This is the abstract describing the research in Science.
The conceptual ability to source, combine, and store substances that enhance technology or social practices represents a benchmark in the evolution of complex human cognition. Excavations in 2008 at Blombos Cave, South Africa, revealed a processing workshop where a liquefied ochre-rich mixture was produced and stored in two Haliotis midae (abalone) shells 100,000 years ago. Ochre, bone, charcoal, grindstones, and hammerstones form a composite part of this production toolkit. The application of the mixture is unknown, but possibilities include decoration and skin protection.
Ian Sample comments:
Two sets of implements for preparing red and yellow ochres to decorate animal skins, body parts or perhaps cave walls were excavated at the Blombos cave on the Southern Cape near the Indian Ocean.
The stone and bone tools for crushing, mixing and applying the pigments were uncovered alongside the shells of giant sea snails that had been used as primitive mixing pots. The snails are indigenous to South African waters.
“This is the first known instance for deliberate planning, production and curation of a compound,” Christopher Henshilwood at the University of Bergen told Science, adding that the finding also marked the first known use of containers. “It’s early chemistry.
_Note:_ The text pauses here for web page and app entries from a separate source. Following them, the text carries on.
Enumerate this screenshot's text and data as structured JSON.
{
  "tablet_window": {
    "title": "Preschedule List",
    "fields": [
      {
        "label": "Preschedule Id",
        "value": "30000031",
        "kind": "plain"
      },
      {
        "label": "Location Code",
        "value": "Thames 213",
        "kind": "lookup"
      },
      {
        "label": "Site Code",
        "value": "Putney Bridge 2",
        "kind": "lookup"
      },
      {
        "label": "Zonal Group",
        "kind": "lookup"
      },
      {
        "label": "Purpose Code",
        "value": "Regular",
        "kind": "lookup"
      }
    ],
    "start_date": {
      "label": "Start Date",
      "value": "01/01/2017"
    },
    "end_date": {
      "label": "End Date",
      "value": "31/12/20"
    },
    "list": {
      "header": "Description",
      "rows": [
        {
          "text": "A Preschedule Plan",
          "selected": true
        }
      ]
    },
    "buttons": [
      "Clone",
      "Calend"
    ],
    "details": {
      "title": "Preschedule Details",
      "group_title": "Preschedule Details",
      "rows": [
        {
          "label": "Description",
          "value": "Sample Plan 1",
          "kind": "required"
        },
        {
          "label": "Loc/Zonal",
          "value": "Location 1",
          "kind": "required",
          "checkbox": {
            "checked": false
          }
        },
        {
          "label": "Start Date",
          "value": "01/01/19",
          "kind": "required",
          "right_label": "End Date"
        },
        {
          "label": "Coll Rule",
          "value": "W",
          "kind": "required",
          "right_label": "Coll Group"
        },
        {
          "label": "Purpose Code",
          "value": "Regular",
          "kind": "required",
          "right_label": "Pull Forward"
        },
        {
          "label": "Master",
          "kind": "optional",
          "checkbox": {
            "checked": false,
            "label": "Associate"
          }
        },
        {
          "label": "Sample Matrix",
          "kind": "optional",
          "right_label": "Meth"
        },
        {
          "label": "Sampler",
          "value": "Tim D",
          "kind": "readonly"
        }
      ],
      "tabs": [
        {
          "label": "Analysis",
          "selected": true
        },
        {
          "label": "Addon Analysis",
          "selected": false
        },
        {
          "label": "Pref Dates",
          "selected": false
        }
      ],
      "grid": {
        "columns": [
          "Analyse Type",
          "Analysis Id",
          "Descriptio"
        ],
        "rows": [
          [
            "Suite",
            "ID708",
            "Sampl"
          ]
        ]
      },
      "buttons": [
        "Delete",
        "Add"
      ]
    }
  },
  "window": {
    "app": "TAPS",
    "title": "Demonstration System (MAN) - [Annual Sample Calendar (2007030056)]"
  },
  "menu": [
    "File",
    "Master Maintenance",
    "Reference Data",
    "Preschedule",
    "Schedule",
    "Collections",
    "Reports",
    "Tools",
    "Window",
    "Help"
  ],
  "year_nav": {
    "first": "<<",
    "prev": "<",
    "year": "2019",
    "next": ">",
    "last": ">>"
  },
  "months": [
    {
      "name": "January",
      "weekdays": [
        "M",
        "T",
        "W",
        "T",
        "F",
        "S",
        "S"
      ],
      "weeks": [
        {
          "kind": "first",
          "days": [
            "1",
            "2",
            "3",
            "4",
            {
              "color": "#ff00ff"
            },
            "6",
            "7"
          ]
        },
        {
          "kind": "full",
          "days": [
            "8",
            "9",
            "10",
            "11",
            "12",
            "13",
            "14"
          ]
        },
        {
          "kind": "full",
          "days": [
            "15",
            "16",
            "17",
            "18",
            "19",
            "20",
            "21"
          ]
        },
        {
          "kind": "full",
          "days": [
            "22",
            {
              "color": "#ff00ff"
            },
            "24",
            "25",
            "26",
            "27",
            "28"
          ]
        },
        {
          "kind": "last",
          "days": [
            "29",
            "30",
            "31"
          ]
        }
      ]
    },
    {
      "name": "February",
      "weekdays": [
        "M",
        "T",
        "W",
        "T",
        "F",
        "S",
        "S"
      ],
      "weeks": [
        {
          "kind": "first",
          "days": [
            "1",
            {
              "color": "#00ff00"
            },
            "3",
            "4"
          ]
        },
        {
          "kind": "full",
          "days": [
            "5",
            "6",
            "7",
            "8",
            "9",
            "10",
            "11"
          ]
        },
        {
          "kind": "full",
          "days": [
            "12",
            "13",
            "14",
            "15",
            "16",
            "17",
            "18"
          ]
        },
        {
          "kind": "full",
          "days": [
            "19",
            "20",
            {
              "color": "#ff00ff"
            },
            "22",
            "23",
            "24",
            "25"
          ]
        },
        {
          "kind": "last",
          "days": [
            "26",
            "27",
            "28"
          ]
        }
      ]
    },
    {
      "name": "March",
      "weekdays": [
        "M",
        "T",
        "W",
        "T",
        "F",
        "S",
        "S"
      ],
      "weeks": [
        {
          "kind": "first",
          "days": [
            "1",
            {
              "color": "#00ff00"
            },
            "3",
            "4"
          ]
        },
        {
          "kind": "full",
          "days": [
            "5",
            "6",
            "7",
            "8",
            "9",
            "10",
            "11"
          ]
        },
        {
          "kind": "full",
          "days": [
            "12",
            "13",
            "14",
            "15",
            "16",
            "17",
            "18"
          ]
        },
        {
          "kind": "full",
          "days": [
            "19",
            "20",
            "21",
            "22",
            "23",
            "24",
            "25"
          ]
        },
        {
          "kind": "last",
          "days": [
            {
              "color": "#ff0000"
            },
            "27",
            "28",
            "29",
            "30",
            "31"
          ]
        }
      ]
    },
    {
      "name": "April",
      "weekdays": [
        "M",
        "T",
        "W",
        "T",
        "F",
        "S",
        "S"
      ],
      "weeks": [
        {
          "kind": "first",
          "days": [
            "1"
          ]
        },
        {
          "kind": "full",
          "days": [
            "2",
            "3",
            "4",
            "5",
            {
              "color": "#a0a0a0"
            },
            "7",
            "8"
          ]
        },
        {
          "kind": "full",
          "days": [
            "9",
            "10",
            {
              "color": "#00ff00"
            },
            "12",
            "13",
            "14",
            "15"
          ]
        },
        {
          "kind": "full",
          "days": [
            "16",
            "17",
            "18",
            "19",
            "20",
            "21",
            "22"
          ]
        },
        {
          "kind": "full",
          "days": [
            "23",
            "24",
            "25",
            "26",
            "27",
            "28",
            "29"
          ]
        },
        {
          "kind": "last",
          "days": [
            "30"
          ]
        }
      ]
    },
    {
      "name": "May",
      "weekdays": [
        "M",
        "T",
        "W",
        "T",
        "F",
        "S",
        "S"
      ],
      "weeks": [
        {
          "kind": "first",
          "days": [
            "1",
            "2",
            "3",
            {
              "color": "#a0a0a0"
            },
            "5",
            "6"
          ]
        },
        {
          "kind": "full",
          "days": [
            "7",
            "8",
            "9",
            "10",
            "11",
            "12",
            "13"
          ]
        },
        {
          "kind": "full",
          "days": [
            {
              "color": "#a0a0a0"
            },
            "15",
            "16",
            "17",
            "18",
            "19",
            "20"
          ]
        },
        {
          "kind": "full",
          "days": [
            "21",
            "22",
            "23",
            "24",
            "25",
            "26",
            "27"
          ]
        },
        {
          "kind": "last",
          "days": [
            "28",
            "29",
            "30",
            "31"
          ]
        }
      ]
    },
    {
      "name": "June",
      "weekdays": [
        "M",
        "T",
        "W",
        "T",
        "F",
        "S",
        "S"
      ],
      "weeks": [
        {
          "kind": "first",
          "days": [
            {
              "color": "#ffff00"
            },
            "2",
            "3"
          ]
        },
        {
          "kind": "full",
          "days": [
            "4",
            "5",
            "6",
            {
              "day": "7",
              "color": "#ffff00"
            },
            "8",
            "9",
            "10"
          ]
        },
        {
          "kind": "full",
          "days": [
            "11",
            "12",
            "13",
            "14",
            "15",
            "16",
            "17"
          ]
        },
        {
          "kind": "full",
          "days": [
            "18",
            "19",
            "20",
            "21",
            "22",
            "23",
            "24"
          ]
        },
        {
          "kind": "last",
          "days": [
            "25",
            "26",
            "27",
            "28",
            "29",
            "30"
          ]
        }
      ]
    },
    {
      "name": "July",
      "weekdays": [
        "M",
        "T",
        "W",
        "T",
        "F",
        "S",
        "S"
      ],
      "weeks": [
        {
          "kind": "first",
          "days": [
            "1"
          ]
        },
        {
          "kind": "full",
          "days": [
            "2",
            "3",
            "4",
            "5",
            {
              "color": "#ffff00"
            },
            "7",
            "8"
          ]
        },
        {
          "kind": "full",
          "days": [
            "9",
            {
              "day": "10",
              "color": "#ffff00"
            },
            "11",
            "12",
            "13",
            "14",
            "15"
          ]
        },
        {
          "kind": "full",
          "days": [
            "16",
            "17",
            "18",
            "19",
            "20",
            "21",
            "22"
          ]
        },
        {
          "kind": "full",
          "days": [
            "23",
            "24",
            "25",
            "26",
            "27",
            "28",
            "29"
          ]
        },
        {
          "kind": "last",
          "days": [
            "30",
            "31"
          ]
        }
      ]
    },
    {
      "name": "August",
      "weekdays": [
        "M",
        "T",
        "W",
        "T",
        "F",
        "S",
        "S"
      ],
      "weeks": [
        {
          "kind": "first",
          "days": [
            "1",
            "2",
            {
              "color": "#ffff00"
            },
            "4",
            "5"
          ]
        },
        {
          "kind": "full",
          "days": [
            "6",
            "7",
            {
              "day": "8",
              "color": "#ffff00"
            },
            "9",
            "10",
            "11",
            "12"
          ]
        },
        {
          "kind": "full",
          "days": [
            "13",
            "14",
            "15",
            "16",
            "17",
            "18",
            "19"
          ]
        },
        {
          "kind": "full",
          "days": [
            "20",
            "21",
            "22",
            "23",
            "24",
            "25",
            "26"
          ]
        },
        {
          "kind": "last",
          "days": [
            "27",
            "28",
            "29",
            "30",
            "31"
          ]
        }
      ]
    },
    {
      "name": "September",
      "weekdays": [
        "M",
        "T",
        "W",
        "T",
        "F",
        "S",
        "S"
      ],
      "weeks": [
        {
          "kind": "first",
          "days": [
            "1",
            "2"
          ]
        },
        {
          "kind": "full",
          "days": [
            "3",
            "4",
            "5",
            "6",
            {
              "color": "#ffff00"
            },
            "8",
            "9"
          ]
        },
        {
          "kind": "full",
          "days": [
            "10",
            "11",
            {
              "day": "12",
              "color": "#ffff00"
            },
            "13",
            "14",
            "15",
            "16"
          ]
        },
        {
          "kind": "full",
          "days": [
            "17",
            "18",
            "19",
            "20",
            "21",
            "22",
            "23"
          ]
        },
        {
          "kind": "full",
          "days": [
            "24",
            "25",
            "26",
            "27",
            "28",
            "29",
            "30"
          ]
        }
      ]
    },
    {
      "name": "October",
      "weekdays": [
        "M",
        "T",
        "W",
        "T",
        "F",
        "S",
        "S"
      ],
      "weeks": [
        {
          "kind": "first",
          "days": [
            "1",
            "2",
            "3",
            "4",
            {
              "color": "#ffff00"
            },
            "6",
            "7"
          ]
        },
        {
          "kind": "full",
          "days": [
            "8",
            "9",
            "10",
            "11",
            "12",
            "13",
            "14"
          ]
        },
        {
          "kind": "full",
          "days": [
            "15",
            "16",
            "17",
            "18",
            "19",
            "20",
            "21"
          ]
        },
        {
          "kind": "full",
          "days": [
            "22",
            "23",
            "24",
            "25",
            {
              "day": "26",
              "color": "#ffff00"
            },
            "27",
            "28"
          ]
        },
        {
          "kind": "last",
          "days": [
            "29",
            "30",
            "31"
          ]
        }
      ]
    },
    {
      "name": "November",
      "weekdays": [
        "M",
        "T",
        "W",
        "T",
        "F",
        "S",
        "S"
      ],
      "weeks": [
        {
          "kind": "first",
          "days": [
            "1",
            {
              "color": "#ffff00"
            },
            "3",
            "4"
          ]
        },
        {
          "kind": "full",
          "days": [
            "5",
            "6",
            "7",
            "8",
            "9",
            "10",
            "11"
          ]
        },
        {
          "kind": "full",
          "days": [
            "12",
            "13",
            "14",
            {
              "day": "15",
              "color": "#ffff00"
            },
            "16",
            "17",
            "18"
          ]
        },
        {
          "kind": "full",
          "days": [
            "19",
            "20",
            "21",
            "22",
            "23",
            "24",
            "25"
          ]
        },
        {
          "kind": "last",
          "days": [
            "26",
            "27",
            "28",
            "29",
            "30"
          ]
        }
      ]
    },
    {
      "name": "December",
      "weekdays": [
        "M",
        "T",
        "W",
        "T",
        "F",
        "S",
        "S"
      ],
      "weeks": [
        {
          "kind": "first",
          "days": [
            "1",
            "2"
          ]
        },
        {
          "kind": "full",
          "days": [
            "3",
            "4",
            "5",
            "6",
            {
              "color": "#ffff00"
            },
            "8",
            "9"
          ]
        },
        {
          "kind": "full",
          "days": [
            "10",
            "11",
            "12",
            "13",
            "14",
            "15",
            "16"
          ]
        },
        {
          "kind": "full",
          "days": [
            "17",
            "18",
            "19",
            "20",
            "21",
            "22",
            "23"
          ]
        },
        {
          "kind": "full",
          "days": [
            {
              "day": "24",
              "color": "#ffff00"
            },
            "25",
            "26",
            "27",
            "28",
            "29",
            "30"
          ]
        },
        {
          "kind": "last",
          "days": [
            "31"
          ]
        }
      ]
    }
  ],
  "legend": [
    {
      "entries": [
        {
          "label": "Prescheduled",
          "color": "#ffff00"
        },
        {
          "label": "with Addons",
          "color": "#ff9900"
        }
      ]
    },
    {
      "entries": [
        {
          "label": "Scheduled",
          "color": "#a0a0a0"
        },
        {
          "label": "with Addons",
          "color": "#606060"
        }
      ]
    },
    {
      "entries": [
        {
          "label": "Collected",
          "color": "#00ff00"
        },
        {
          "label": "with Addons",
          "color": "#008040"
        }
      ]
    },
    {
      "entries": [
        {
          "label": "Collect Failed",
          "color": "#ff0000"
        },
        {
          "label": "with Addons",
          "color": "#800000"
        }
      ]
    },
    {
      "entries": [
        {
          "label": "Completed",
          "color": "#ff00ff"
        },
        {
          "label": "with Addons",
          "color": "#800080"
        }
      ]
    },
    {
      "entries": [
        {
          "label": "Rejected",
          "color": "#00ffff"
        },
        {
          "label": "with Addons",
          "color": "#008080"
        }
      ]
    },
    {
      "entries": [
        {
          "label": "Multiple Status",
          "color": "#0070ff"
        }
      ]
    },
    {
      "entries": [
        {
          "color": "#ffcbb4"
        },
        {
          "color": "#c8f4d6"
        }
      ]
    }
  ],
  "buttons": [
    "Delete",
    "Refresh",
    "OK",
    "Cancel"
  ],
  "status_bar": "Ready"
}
It casts a whole new light on early Homo sapiens and tells us they were probably a lot more intelligent than we think, and capable of carrying out quite sophisticated acts at least 40,000 to 50,000 years before any other known example of this kind of basic chemistry,” he added.
“You could use this type of mixture to prepare animal skins, to put on as body paint, or to paint on the walls of the cave, but it is difficult to be sure how it was used,” said Francesco d’Errico, a study co-author at the University of Bordeaux. “The discovery is a paradox because we now know much better how the pigment was made than what it is used for.”
So we were there, we Homo sapiens, 100,000 years ago – imagining, thinking, planning, cooperating, collecting, mixing, experimenting, storing, painting; and whatever else this painting led into…